We acknowledge support from the following sponsors who funded the photographic survey of the Highland main line, the Kyle and the Far North lines by the National Railway Museum photographers between 1997 and 2003:

Railtrack, Railtrack-Scotland, ScotRail, EWS, Porterbrook, First Engineering, The Highland Rail Network Development Partnership, The Highland Council, Ross & Cromarty Enterprise, Caithness & Sutherland Enterprise, Safeways, Friends of the National Railway Museum, Perth & Kinross Council, and the Highland Railway Society.

For guidance on the use of images and other content, please see the Terms and Conditions page.
High Life Highland is a company limited by guarantee registered in Scotland No. SC407011 and is a registered Scottish charity No. SC042593
Powered by Capture

Reggae Band performing on a train, 1999

1990s

railway; railways; music; busking

National Railway Museum, York

North by Northwest - The Far North Line

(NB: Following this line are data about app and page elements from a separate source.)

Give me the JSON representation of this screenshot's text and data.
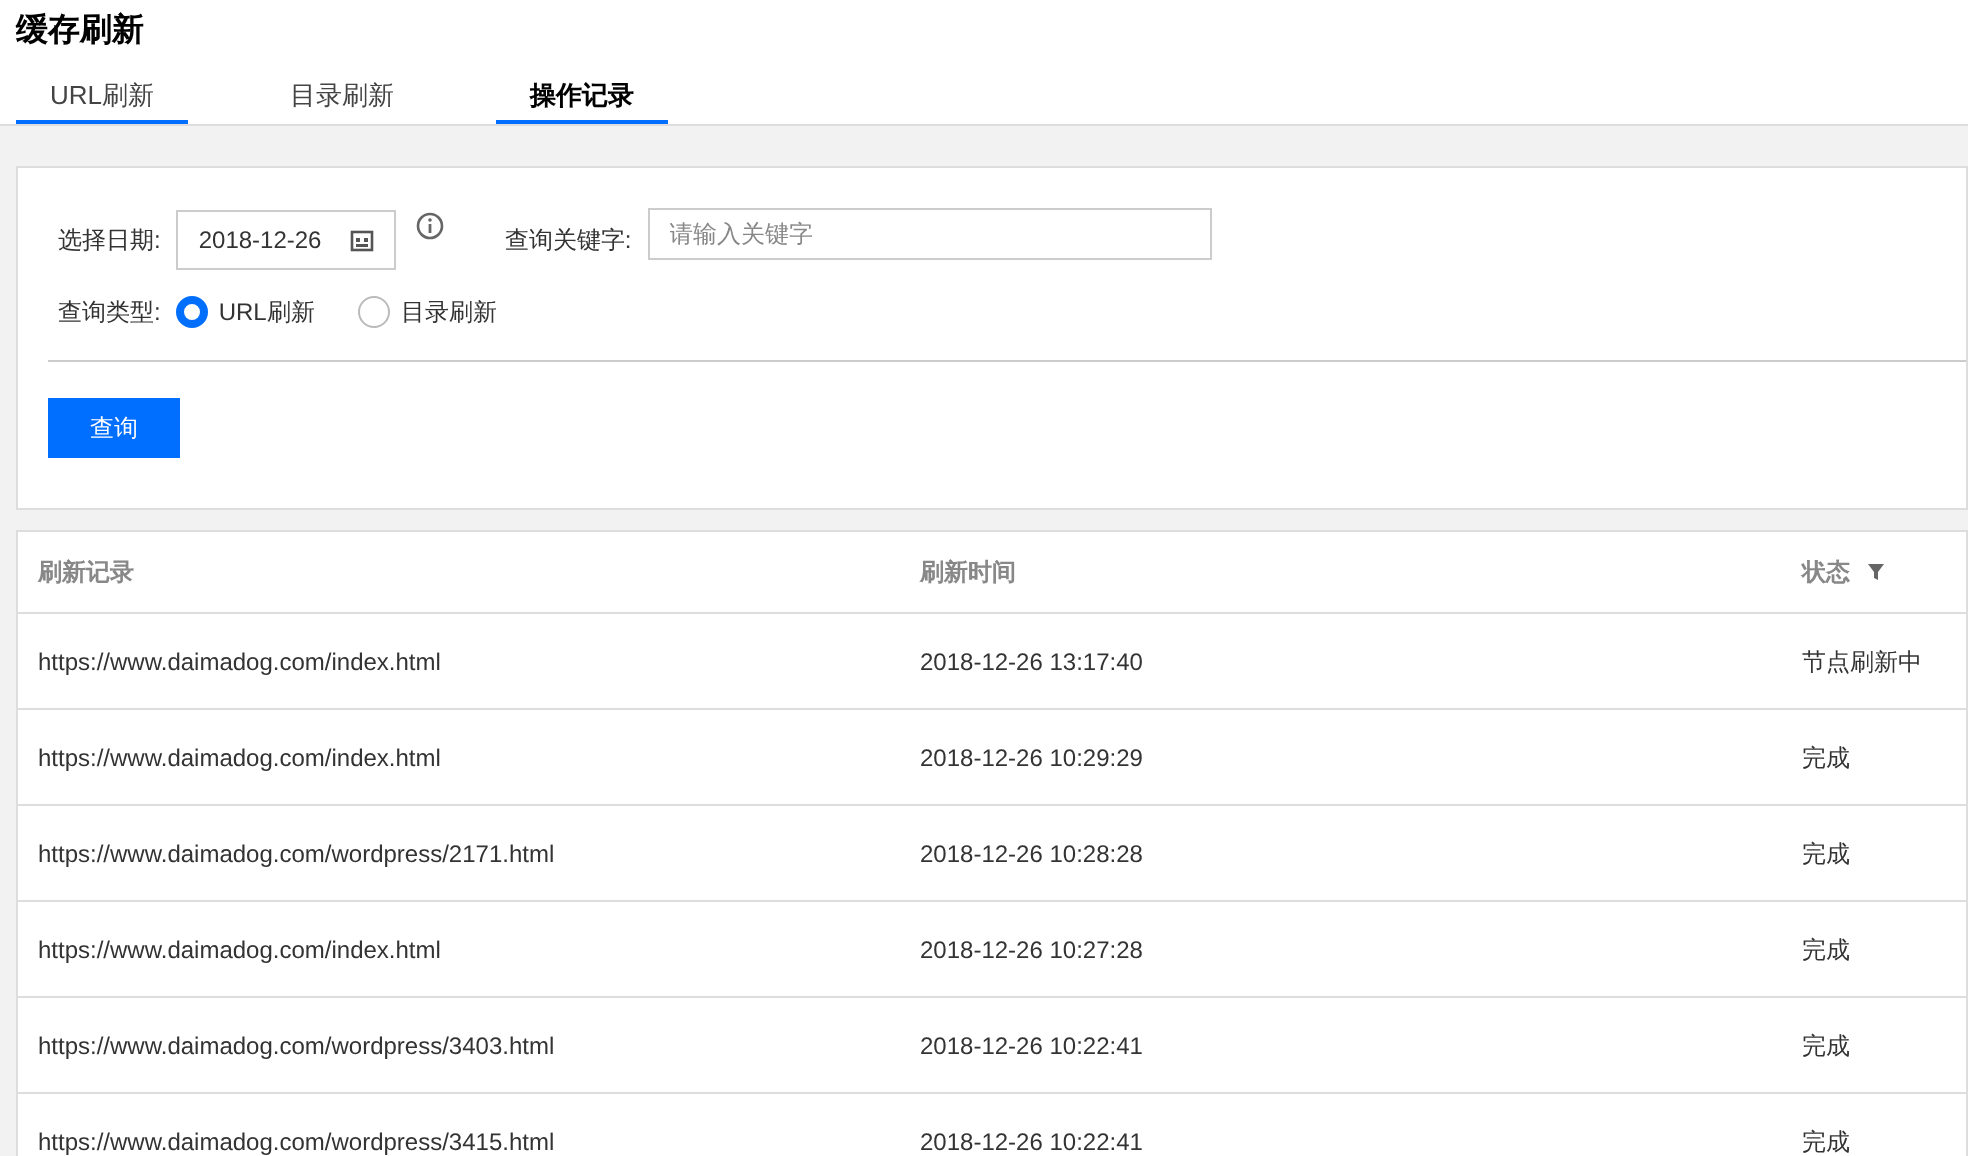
{
  "page_title": "缓存刷新",
  "tabs": [
    {
      "label": "URL刷新",
      "selected": false,
      "underlined": true
    },
    {
      "label": "目录刷新",
      "selected": false,
      "underlined": false
    },
    {
      "label": "操作记录",
      "selected": true,
      "underlined": true
    }
  ],
  "filters": {
    "date_label": "选择日期:",
    "date_value": "2018-12-26",
    "keyword_label": "查询关键字:",
    "keyword_placeholder": "请输入关键字",
    "type_label": "查询类型:",
    "types": [
      {
        "label": "URL刷新",
        "selected": true
      },
      {
        "label": "目录刷新",
        "selected": false
      }
    ],
    "query_button": "查询"
  },
  "table": {
    "columns": [
      "刷新记录",
      "刷新时间",
      "状态"
    ],
    "rows": [
      [
        "https://www.daimadog.com/index.html",
        "2018-12-26 13:17:40",
        "节点刷新中"
      ],
      [
        "https://www.daimadog.com/index.html",
        "2018-12-26 10:29:29",
        "完成"
      ],
      [
        "https://www.daimadog.com/wordpress/2171.html",
        "2018-12-26 10:28:28",
        "完成"
      ],
      [
        "https://www.daimadog.com/index.html",
        "2018-12-26 10:27:28",
        "完成"
      ],
      [
        "https://www.daimadog.com/wordpress/3403.html",
        "2018-12-26 10:22:41",
        "完成"
      ],
      [
        "https://www.daimadog.com/wordpress/3415.html",
        "2018-12-26 10:22:41",
        "完成"
      ]
    ]
  }
}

A reggae band, photographed in September, taking part in the 1999 Northland Festival event 'Diva on the Train' playing to an audience on board a ScotRail class 156 service train from Thurso to Inverness.<br /> <br /> The band, along with other artists and audience, travelled to Scotscalder from Thurso. Here the event continued in a marquee erected for the occasion. The next train to arrive from Inverness picked them up at the station to take them back to Thurso. On the return leg of the journey the artists once again entertained the on-board audience. <br /> <br /> The Northlands Festival includes an annual Nordic-Scottish arts festival in Caithness which includes music, theatre, dance and visual arts events. The tenth anniversary was in 2001 and the festival itself ended in 2002.<br /> <br /> Background<br /> Over one hundred years ago, two of the most picturesque railways in the world, the Kyle line and the Far North line, were built. Linking them to the rest of the UK rail network is the Highland main line. From 1997 to 2003 the National Railway Museum photographed these three lines, and from the images three exhibitions were created - 'Connection to the Kyle', 'By Firth and Flow' and 'The Highland Link'. The exhibitions were hosted on the Scottish Archive Network (SCAN) under the digital exhibition 'North by Northwest' which officially launched the National Archive of Scotland site on 5 June 2001 in Inverness. The collaboration with SCAN lasted until 2009 when 'North by Northwest' was transferred to the Am Baile website.<br /> <br /> 'North by Northwest' documents living history and records a snapshot of time in the lives of the people and the lines during the closing years of the twentieth century and the emergence of the twenty-first century. The exhibitions celebrated the impact of the Highland railways on the people, landscape and economy of the Scottish Highlands.<br /> <br /> We acknowledge support from the following sponsors who funded the photographic survey of the Highland main line, the Kyle and the Far North lines by the National Railway Museum photographers between 1997 and 2003:<br /> <br /> Railtrack, Railtrack-Scotland, ScotRail, EWS, Porterbrook, First Engineering, The Highland Rail Network Development Partnership, The Highland Council, Ross & Cromarty Enterprise, Caithness & Sutherland Enterprise, Safeways, Friends of the National Railway Museum, Perth & Kinross Council, and the Highland Railway Society.